When the Achilles tendon ruptures. it gets completely torn by a sudden movement of the ankle/leg. It usually occurs in a tendon that is worn out and has weakened over time and then suddenly tears
when there is enough force. It typically occurs during recreational sports that involve running, jumping, and pivoting, such as basketball, soccer or racquet sports. It is most often seen in men in
their 30s and 40s. Some medications and medical problems can predispose to having an Achilles rupture.
Often the individual will feel or hear a pop or a snap when the injury occurs. There is immediate swelling and severe pain in the back of the heel, below the calf where it ruptures. Pain is usually
severe enough that it is difficult or impossible to walk or take a step. The individual will not be able to push off or go on their toes.
An Achilles tendon rupture is when the tendon that connects the heel bone to the calf muscle tears and the fibers separate. This happens mostly between the ages of 30 and 50, and usually is caused by
sports. Symptoms of Achilles tendon rupture include the following. A pop or snap when the tendon tears. Severe pain in back of the ankle, making it nearly impossible to walk. Swelling and

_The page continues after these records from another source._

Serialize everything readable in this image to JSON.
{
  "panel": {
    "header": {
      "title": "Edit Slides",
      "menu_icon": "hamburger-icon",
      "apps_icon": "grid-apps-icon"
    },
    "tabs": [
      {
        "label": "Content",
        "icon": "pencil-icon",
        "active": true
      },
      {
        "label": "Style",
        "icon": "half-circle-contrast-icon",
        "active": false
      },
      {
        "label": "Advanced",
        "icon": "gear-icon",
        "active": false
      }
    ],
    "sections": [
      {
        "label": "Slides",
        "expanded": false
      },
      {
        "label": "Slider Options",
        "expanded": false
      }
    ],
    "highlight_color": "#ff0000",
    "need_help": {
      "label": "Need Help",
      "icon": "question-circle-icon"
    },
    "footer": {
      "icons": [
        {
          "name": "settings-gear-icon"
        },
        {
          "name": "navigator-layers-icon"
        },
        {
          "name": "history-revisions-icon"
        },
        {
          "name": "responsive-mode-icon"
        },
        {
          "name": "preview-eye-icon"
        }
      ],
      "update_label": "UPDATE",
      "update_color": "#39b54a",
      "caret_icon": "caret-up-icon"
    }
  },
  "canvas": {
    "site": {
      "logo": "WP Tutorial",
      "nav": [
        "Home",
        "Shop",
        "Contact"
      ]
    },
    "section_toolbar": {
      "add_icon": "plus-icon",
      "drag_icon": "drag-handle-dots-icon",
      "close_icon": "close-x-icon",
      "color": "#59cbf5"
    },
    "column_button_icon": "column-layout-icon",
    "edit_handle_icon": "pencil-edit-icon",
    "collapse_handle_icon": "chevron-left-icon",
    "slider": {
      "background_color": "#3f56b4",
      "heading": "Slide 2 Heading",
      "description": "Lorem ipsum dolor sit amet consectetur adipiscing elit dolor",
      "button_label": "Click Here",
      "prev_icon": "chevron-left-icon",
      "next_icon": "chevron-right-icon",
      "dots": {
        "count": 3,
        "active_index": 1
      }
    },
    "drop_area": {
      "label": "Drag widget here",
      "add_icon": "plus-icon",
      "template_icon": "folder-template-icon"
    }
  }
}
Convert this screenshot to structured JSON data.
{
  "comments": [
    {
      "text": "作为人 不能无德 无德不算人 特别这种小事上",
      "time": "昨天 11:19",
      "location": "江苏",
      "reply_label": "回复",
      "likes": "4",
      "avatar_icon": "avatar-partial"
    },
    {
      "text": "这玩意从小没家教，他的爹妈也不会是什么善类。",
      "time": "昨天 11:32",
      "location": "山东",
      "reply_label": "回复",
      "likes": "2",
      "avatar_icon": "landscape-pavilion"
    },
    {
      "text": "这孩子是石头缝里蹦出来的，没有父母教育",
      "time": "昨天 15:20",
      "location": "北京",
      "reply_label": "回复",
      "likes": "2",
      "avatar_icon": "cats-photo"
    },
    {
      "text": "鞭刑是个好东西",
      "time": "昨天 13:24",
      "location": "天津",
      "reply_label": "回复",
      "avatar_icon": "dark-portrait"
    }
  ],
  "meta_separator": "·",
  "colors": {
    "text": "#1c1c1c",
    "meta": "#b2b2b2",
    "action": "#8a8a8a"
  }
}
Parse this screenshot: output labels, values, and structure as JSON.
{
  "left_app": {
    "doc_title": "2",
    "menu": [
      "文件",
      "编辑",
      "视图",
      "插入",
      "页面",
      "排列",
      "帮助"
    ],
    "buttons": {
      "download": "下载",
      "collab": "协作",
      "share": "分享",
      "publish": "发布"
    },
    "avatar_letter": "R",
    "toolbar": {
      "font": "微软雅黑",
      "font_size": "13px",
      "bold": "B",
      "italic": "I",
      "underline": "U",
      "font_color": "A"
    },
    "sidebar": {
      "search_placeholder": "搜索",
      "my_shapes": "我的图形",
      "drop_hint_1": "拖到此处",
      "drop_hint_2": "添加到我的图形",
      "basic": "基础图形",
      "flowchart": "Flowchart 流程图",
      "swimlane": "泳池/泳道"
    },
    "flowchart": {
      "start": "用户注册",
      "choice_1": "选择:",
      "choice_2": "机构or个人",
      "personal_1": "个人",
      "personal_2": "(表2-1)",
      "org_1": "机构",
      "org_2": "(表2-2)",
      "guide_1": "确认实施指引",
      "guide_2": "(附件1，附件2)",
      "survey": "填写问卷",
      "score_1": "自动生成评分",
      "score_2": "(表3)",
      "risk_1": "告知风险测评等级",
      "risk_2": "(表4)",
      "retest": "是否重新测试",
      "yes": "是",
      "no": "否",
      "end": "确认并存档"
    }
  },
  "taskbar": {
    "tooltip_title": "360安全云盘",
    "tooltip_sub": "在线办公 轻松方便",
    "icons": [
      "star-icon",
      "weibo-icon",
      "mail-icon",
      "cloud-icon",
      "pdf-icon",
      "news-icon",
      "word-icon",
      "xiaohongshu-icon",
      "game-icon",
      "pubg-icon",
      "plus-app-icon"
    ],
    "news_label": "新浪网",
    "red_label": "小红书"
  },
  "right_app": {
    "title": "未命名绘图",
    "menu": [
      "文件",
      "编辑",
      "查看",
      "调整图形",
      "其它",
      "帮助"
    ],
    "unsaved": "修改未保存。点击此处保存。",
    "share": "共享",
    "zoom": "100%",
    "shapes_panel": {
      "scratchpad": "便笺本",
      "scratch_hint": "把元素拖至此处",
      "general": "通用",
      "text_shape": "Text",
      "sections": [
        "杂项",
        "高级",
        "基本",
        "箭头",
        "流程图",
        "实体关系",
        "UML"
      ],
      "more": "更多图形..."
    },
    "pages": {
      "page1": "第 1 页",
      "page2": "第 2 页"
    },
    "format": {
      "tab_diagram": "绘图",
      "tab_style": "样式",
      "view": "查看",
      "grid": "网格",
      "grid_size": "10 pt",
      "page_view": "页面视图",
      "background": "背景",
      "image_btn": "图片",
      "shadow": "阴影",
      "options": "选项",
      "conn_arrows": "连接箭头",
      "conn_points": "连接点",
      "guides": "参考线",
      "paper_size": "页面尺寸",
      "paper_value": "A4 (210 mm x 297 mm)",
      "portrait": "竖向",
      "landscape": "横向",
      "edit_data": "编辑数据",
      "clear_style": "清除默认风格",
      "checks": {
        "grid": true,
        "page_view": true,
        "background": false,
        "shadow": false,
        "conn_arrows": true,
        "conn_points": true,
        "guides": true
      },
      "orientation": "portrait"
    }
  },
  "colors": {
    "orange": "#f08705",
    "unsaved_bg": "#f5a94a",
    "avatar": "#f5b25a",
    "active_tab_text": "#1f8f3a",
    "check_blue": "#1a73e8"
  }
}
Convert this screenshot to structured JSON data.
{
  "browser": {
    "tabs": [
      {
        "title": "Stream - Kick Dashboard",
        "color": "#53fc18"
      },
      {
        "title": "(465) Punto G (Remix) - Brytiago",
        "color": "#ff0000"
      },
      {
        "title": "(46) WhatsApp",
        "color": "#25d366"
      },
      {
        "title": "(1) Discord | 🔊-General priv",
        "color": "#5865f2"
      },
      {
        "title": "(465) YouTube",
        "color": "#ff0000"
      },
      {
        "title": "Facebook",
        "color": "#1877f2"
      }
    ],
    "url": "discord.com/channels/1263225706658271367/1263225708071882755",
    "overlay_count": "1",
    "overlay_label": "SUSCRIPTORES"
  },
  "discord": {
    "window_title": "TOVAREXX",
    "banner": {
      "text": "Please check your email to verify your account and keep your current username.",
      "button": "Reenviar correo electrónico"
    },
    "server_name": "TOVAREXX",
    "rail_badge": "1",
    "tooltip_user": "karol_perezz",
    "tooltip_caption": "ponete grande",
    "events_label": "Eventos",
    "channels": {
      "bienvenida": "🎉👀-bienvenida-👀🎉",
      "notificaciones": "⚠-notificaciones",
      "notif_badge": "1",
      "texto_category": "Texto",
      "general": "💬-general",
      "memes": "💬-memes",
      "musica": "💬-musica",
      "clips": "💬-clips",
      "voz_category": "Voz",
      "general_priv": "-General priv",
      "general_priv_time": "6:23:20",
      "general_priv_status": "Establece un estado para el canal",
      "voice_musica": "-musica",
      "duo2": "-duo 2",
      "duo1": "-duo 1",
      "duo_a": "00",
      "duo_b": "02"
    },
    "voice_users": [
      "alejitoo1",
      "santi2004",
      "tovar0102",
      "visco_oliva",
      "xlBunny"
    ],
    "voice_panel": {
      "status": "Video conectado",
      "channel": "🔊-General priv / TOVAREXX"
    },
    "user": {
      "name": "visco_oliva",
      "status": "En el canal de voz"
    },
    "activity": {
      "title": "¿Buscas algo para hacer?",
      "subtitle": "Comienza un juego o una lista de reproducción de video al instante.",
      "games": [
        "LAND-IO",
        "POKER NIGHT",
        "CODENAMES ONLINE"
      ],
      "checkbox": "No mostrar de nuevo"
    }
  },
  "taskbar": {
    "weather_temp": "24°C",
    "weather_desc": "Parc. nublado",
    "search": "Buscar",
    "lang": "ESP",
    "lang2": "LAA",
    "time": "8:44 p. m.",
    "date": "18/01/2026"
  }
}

discoloration. Tenderness. Inability to rise on toes. A gap in the back of the ankle where the tendons are separated.
When Achilles tendon injury is suspected, the entire lower lag is examined for swelling, bruising, and tenderness. If there is a full rupture, a gap in the tendon may be noted. Patients will not be
able to stand on the toes if there is a complete Achilles tendon rupture. Several tests can be performed to look for Achilles tendon rupture. One of the most widely used tests is called the Thompson
test. The patient is asked to lie down on the stomach and the examiner squeezes the calf area. In normal people, this leads to flexion of the foot. With Achilles tendon injury, this movement is not
Non Surgical Treatment
Treatment of the initial injury is with use of ice, elevation, and immobilization. If suspected you should contact your podiatrist or physician. Further treatment with continued immobilization, pain
medication, or anti-inflammatory medications may be advised. If casted the foot is usually placed in a plantarflexed position to decrease the stretch on the tendon. As healing progresses the cast is
changed to a more dorsiflexed position at the ankle. The casting processes can be up to 8 weeks or more.
Unlike other diseases of the Achilles tendon such as tendonitis or bursitis, Achilles tendon rupture is usually treated with surgical repair. The surgery consists of making a small incision in the
back part of the leg, and using sutures to re-attach the two ends of the ruptured tendon. Depending on the condition of the ends of the ruptured tendon and the amount of separation, the surgeon may
use other tendons to reinforce the repair. After the surgery, the leg will be immobilized for 6-8 weeks in a walking boot, cast, brace, or splint. Following this time period, patients work with a
physical therapist to gradually regain their range of motion and strength. Return to full activity can take quite a long time, usually between 6 months and 1 year.